The plants are used in the labs for students in BIO 104 (Principles of Biology-Plants), BIO 311 (Plant Structure and Development), and BIO 321 (Plant Diversity). (There are 375 students in BIO 104 alone this semester…wow!) Plants in the collection have been gathered to represent different features like a certain type of flower or a certain type of root. Cactus and succulents, orchids, conifers, aquatic plants, ferns, plants with brightly pigmented leaves, mosses, fruiting plants, vines, many, many flowering plants, and some plants that are just plain curious, are all representatives of groups of plants being studied in Biology and Botany.
Each week, plants are brought in to demonstrate the objective of the lab, whether it is simply “Primary Growth” or something a bit more advanced such as sporophyte development. Occasionally, germinating seeds and seedlings are requested for dissection and study under the microscope (what fun!) I start those here and then bring them over to the lab. It all looks so interesting that I wish I were in class!

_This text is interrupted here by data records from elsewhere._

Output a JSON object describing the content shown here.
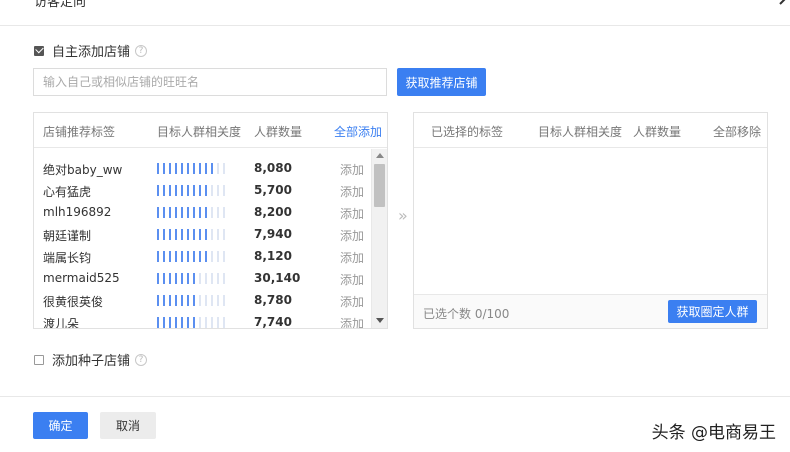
{
  "header": {
    "title": "访客定向"
  },
  "self_add": {
    "label": "自主添加店铺",
    "checked": true
  },
  "search": {
    "placeholder": "输入自己或相似店铺的旺旺名",
    "value": ""
  },
  "fetch_button": {
    "label": "获取推荐店铺"
  },
  "left_panel": {
    "columns": [
      "店铺推荐标签",
      "目标人群相关度",
      "人群数量"
    ],
    "add_all_label": "全部添加",
    "rows": [
      {
        "name": "绝对baby_ww",
        "relevance": 10,
        "count": "8,080",
        "action": "添加"
      },
      {
        "name": "心有猛虎",
        "relevance": 9,
        "count": "5,700",
        "action": "添加"
      },
      {
        "name": "mlh196892",
        "relevance": 9,
        "count": "8,200",
        "action": "添加"
      },
      {
        "name": "朝廷谨制",
        "relevance": 9,
        "count": "7,940",
        "action": "添加"
      },
      {
        "name": "端属长钧",
        "relevance": 9,
        "count": "8,120",
        "action": "添加"
      },
      {
        "name": "mermaid525",
        "relevance": 7,
        "count": "30,140",
        "action": "添加"
      },
      {
        "name": "很黄很英俊",
        "relevance": 7,
        "count": "8,780",
        "action": "添加"
      },
      {
        "name": "渡儿朵",
        "relevance": 7,
        "count": "7,740",
        "action": "添加"
      }
    ],
    "relevance_max": 12
  },
  "right_panel": {
    "columns": [
      "已选择的标签",
      "目标人群相关度",
      "人群数量"
    ],
    "remove_all_label": "全部移除",
    "selected_count": "已选个数 0/100",
    "fixed_button": "获取圈定人群"
  },
  "transfer_arrow": "»",
  "seed_store": {
    "label": "添加种子店铺",
    "checked": false
  },
  "footer": {
    "confirm": "确定",
    "cancel": "取消"
  },
  "watermark": "头条 @电商易王",
  "colors": {
    "primary": "#3b7ff1",
    "bar_on": "#5b8ff0",
    "bar_off": "#dfe6f3"
  }
}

Tomorrow I am off to New England Grows — taking the 6 AM train to Boston. N.E.Grows bills itself as “the Ultimate Horticulture and Green Industry Education and Trade Show” and it is truly gigantic. Immense tree digging machinery and backhoes look like Matchbox cars on the floor of the trade show. My job tomorrow will be to give a very quick slideshow tour of the garden, condensing my usual one hour tour into 5 minutes! Then I am free to attend any educational session, so even though it’s not Biology Lab, I really do get to go to class.